Then they asked Him, saying, "Teacher, we know that You say and teach rightly, and You do not show personal favouritism but teach the way of God in truth: Is it lawful for us to pay taxes to Caesar or not?" But He perceived their craftiness, and said to them, "Why do you test Me? Show Me a denarius. Whose image and inscription does it have?" They answered and said, "Caesar's." And He said to them, "Render therefore to Caesar the things that are Caesar's, and to God the things that are God's." But they could not catch Him in His words in the presence of the people. And they marvelled at His answer and kept silent.
– Luke 20.21-26

It appears that the question about the relationship between God and government is an old one. Even in Jesus’ day His opponents, while looking for ways to trap Him, decided to address the issue of government.

After a bit of flattery they asked Jesus a question that was sure to catch Him. ‘Is it lawful for us to pay taxes to Caesar?’

If Jesus said ‘yes’ the people would turn against Him. No one likes to pay taxes. If He said ‘no’ the Roman authorities could very well arrested for supporting rebellion.

What would He do now?

‘Why are you trying to trick me? Let me see a coin.’ So they handed Him a denarius with Caesar’s face on it. ‘Whose face is that?’ ‘Caesar’s’ they responded. ‘So give Caesar what is his and give God what is His.’

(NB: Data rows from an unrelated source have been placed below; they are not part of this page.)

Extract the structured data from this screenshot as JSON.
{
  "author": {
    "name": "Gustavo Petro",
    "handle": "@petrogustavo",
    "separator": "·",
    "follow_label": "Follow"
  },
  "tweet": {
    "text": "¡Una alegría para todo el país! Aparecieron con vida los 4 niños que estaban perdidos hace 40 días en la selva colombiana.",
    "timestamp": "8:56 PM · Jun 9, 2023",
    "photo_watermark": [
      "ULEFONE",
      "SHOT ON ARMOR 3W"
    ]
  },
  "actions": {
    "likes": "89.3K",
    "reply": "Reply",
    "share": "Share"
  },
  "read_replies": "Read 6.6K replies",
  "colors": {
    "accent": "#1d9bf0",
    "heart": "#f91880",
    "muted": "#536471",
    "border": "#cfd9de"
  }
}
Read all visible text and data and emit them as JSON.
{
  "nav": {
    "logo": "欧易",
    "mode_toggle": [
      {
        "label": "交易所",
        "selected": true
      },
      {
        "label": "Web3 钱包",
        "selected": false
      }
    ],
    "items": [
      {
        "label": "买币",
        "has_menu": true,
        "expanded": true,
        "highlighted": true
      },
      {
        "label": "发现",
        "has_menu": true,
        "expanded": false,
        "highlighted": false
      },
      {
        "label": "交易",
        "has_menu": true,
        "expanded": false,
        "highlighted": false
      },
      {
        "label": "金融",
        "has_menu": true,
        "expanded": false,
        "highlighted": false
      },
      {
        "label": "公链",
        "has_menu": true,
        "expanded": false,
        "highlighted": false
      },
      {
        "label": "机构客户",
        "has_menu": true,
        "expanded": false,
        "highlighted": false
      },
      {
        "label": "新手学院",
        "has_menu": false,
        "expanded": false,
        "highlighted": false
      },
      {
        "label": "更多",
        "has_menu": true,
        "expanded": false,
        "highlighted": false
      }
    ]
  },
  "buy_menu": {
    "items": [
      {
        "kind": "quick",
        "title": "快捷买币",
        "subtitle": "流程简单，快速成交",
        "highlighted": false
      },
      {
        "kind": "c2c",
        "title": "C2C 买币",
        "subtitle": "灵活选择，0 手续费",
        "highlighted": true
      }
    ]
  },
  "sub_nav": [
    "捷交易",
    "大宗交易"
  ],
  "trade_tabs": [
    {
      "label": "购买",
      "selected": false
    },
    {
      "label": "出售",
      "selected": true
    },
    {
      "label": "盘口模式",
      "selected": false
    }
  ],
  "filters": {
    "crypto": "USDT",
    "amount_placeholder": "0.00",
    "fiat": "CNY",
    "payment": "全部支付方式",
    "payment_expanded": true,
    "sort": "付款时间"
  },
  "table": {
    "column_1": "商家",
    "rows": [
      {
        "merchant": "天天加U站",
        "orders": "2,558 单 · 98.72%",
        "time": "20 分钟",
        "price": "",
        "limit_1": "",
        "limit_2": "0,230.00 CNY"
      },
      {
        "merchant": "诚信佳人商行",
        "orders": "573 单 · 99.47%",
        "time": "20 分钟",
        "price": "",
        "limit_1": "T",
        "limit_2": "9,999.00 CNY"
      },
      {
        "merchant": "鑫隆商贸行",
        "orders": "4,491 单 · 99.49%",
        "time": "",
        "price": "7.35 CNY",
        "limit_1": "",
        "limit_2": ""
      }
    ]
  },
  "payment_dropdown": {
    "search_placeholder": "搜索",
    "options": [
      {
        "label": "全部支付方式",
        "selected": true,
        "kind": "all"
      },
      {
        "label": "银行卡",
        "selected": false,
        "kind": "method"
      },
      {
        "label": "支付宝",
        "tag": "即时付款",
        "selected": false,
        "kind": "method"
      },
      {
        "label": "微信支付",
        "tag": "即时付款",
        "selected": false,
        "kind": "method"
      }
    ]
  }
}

They couldn’t catch Him out. They were stunned at His answer.

And that really answers the question for us. There is no dilemma of church and state. We give God our absolute obedience and devotion. We live to honour and glorify Him. We also submit to our government and pay our taxes.

On those very rare occasions where we can’t obey both we must choose to obey God and deal with the consequences.

Give Caesar his due and give God His due – simple enough really.